A lottery is a gambling game in which people purchase chances to win prizes based on the drawing of numbers. The prize money can be money, goods, or services. The winner is determined by chance, and the odds of winning are very slim. People who play the lottery are often addicted and spend more than they can afford to lose, but they continue to participate in order to hope for a big jackpot. The lottery can also be an indicator of how much a person values success.
The practice of distributing property by lot dates back thousands of years. In the Bible, Moses is instructed to divide land among the tribes by lottery (Numbers 26:55-57). Lotteries were used during Roman times for Saturnalian feasts and other entertainments, and by medieval monarchs to distribute property and slaves.
In modern times, state governments hold state-licensed lotteries to raise funds for government programs and other charitable purposes. The funds are often used to support educational institutions, hospitals, and other public works projects. Lottery games are regulated by state laws and are overseen by lottery divisions. These departments select and license retailers, train employees to use lottery terminals and sell tickets, redeem winning tickets, pay high-tier prizes to players, and ensure that retailers and players comply with lottery law and rules.
There are many different types of lottery games, from the classic draw-based game to the more complex instant-win scratch-offs. Each game has its own rules and regulations. Some are played online while others require players to purchase a ticket from a licensed retailer. There are also special lottery games that allow players to win cash prizes in addition to other goods and services.
Many people who play the lottery believe that they have a good understanding of how the odds work. However, they tend to make mistakes that can lead to financial ruin. These errors include purchasing too many tickets, ignoring the rules and regulations of the lottery, and relying on unproven systems to improve their odds. These mistakes may result in an increase in ticket purchases or a larger amount of money invested in tickets.

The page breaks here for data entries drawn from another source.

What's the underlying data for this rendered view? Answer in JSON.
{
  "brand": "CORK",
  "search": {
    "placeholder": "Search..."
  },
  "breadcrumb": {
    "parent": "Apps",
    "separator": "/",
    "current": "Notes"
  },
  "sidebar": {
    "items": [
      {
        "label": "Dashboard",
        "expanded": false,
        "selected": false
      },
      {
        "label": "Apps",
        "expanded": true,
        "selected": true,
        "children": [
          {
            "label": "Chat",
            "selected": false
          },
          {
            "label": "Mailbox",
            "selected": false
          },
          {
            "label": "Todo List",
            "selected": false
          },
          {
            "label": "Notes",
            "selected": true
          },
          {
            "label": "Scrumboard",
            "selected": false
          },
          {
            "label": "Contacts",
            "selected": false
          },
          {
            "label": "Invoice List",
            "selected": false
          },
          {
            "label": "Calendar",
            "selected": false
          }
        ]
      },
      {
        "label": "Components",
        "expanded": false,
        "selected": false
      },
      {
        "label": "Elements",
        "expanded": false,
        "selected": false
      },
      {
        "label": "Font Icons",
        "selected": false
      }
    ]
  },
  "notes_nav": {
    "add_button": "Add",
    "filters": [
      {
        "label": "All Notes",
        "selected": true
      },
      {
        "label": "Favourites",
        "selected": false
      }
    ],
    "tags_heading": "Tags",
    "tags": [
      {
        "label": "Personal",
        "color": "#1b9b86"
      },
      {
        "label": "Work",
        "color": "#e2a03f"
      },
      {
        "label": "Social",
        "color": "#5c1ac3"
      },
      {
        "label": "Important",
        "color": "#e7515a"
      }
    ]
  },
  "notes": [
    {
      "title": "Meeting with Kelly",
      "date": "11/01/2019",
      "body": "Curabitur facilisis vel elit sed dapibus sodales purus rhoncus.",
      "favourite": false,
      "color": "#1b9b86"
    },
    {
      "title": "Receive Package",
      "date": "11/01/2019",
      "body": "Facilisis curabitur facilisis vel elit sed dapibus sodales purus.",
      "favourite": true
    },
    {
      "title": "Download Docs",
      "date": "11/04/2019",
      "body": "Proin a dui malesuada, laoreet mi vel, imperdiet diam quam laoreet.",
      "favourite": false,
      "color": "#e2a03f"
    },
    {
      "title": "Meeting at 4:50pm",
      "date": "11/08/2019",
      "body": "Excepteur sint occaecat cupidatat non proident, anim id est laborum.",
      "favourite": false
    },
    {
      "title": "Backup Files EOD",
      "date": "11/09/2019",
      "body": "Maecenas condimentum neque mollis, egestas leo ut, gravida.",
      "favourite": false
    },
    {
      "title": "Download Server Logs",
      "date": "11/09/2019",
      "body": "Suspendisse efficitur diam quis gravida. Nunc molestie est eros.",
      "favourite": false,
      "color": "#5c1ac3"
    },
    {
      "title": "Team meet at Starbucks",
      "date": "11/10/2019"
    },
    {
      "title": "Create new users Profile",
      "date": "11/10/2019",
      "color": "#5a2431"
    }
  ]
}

Several sports leagues use a lottery to determine draft picks for the next season. For example, the NBA holds a lottery for teams with the worst records at the end of the previous season. The teams with the worst record have an equal chance of securing the first overall draft pick, and then the odds decline for each team until the 14th-worst team has just a 0.5% chance of landing the top pick. This system has been criticized for being unfair to smaller markets, as the top picks are usually taken by richer teams. A lottery can also be a source of corruption, as criminals often enter the lottery to obtain valuable items such as weapons or cars. However, a lottery can help reduce crime by deterring potential criminals from participating. A lottery can also be a useful tool for improving the quality of life in communities by allowing poorer citizens to access more opportunities.